Lives change, needs change, better systems evolve or are discovered. And, at the very least, we need to do some upkeep on our system. Now, if any system needs to be reorganized every few weeks, it’s probably not the best system. But the best systems need to be “touched” once in a while.
Some systems work best when that system is… systematized in terms of how often you do. Most function best when we find the time to spruce them up when they need it. I’ll give you some examples of both from my life.
I actually put on my calendar (schedule with myself!) every January to go through my files in my office. I weed out the old, make files for new categories that have been born in the last year, and gather all of my tax documents to be ready for that favorite time of year. I go through my receipts and save the ones that I need to keep for larger ticket items and toss the rest. When I started doing this, I was in the habit of keeping too much stuff, so it took a long time. Now, even with my personal and business stuff it takes less than half a day in the office of listening to my punk rock favorites and sorting papers. Of course, I always get a good night sleep, have a good high protein breakfast, and get some exercise, either before as as a break in the middle. It is wonderful to go in to the new year so free of extraneous crap and refreshing my knowing of where everything is!

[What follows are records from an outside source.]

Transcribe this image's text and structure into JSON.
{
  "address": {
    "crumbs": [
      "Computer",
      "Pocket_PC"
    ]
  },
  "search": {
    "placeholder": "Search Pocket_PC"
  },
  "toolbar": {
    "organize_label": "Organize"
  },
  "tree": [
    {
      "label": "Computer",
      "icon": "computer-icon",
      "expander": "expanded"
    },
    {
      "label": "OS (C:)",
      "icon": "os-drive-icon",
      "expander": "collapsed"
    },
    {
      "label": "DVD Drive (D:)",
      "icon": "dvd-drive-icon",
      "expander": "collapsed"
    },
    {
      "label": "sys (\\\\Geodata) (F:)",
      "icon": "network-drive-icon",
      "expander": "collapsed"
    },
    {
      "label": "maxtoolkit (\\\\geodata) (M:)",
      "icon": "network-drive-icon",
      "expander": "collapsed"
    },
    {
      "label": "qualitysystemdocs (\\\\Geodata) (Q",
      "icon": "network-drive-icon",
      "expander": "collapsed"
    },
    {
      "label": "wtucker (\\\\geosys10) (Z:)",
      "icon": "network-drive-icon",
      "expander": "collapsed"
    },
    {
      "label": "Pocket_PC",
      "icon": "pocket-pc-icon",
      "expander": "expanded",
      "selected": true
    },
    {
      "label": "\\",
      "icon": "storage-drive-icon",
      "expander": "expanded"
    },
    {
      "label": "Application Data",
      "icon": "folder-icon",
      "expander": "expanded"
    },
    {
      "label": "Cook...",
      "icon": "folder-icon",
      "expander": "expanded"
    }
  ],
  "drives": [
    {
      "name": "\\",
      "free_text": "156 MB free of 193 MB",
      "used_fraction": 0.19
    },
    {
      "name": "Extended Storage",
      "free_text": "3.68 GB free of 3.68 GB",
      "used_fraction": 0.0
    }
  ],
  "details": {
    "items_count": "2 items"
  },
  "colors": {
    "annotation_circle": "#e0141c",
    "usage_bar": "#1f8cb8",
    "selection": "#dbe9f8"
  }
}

I have a million examples of things that get organized when they need to be. I think the guiding principle is to recognize when things start to fall in to bad habits. So, when you have trouble finding something in your closet, that is the ideal time to put “organize closet” on your list of things to do and perhaps schedule a time to get it done.
We have a wonderful 1920’s home that we love, but haven’t had the ability to update much since we bought it 2 1/2 years ago. The kitchen is lacking in space, to say the least. So I have what I call “dry storage” set up on an antique baker’s rack in the corner of the dinning room. It has all my flours, sugars, grains, baking supplies, large stock pots, canning equipment, etc.
It has been annoying me for some time. But last weekend it became an acute annoyance when I was having trouble finding on thing because the area had gotten somewhat cluttered. To be honest, I was having a stressful, down day and the clutter of that area was the straw that broke the camel’s back. So I took a break from the cooking tasks I was doing and reorganized the entire rack, something that hadn’t really been done in 2 1/2 years. It took me about 40 minutes.
I threw out a ton of stuff that I had been holding on to for “What if’s” like me needing bread flour to make my own bread from scratch. Yes, I’m a former professional chef and I entertain a lot. But, I have two children under 5. I’m not EVER making fresh bread. So I let it go, among other things. The result is a more organized, pared down area that better serves its purpose and makes it easier to find the things that I do use. And, to be honest, it just feels really good to look at it and have it be a source of order in my life rather than chaos.
I think the lesson here is that we have recognize the tipping point in any organizational system. The one was solid (more or less) for more than 2 years. I’d say that’s an awesome system. But it still need some love. And, if you keep up with the love of your various systems when they demand it, you are likely to avoid feeling like the whole house is falling apart at once.